Why do so many people in the developed world stop having children after their first? That's the question researchers set out to answer in a study recently published in Demography. According to their findings, having a child made the majority of participants more unhappy than the death of a partner, divorce, or unemployment, the Washington Post reports. The study looked at 2,016 Germans from before their first child to at least two years after, asking them to rate their general happiness through major life events on a scale of 1 to 10. About 70% of respondents saw their happiness decrease in the year after the child's birth, with the average drop measuring 1.4 units—which researchers consider a "severe" decline (a partner's death registered only one unit).
The Post reports the biggest reason for new parents' falling happiness is the "continuous and intense nature of childbearing," which includes sleep deprivation, breast-feeding woes, depression, and relationship troubles. But biological anthropologist Helen Fisher puts the blame on the social isolation of new parents, reports CBS News.
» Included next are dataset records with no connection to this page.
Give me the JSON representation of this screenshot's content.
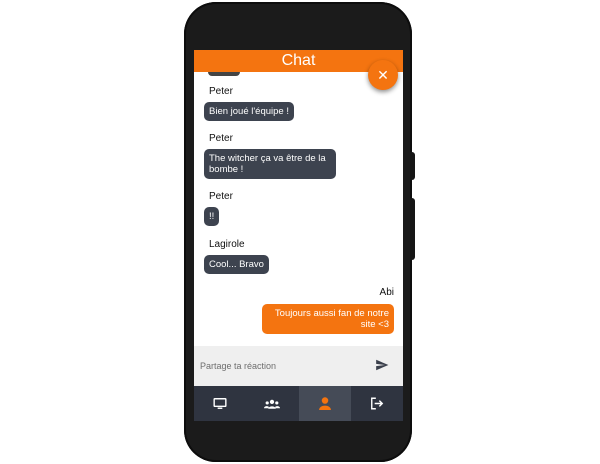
{
  "app": {
    "title": "Chat"
  },
  "header": {
    "title": "Chat",
    "close_icon": "close-icon",
    "close_glyph": "✕",
    "accent": "#f47410"
  },
  "messages": [
    {
      "sender": "Peter",
      "text": "Bien joué l'équipe !",
      "mine": false
    },
    {
      "sender": "Peter",
      "text": "The witcher ça va être de la bombe !",
      "mine": false
    },
    {
      "sender": "Peter",
      "text": "!!",
      "mine": false
    },
    {
      "sender": "Lagirole",
      "text": "Cool... Bravo",
      "mine": false
    },
    {
      "sender": "Abi",
      "text": "Toujours aussi fan de notre site <3",
      "mine": true
    }
  ],
  "composer": {
    "placeholder": "Partage ta réaction",
    "send_icon": "send-icon"
  },
  "nav": {
    "items": [
      {
        "icon": "monitor-icon",
        "active": false
      },
      {
        "icon": "users-icon",
        "active": false
      },
      {
        "icon": "user-icon",
        "active": true
      },
      {
        "icon": "logout-icon",
        "active": false
      }
    ],
    "active_color": "#f47410",
    "icon_color": "#ffffff"
  },
  "colors": {
    "bubble_other": "#3d434f",
    "bubble_mine": "#f47410",
    "nav_bg": "#2f3440"
  }
}
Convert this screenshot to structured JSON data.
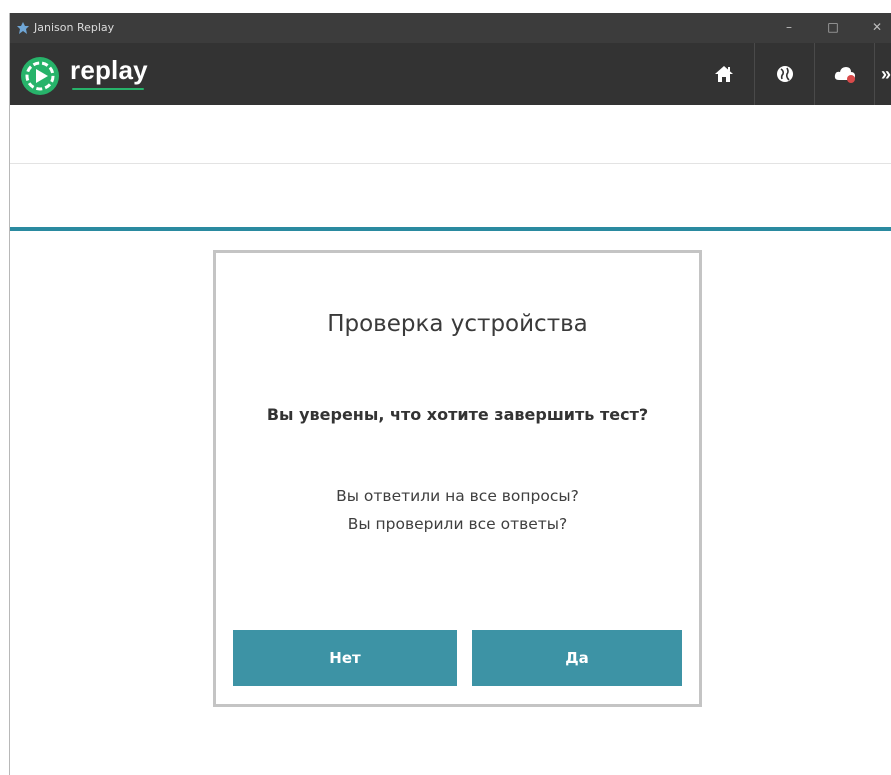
{
  "window": {
    "title": "Janison Replay",
    "minimize_glyph": "–",
    "maximize_glyph": "□",
    "close_glyph": "✕"
  },
  "header": {
    "logo_text": "replay",
    "brand_color": "#27b36a",
    "more_glyph": "»",
    "nav_icons": [
      "home-icon",
      "globe-icon",
      "cloud-icon"
    ]
  },
  "colors": {
    "accent": "#2a8aa0",
    "button": "#3d93a5",
    "header_bg": "#333333"
  },
  "dialog": {
    "title": "Проверка устройства",
    "question": "Вы уверены, что хотите завершить тест?",
    "line1": "Вы ответили на все вопросы?",
    "line2": "Вы проверили все ответы?",
    "no_label": "Нет",
    "yes_label": "Да"
  }
}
She says that with divorce, death, and unemployment, people trip over themselves to help and support you, but with childbirth "you get some presents from various friends, and then they just leave you alone because they figure you're too tired and too busy." The study concludes that governments fretting over low birth rates—Germany's is 1.5 per woman—should see how they can support new parents. (Here's what made us happy in 1938 ... and 7 decades later.)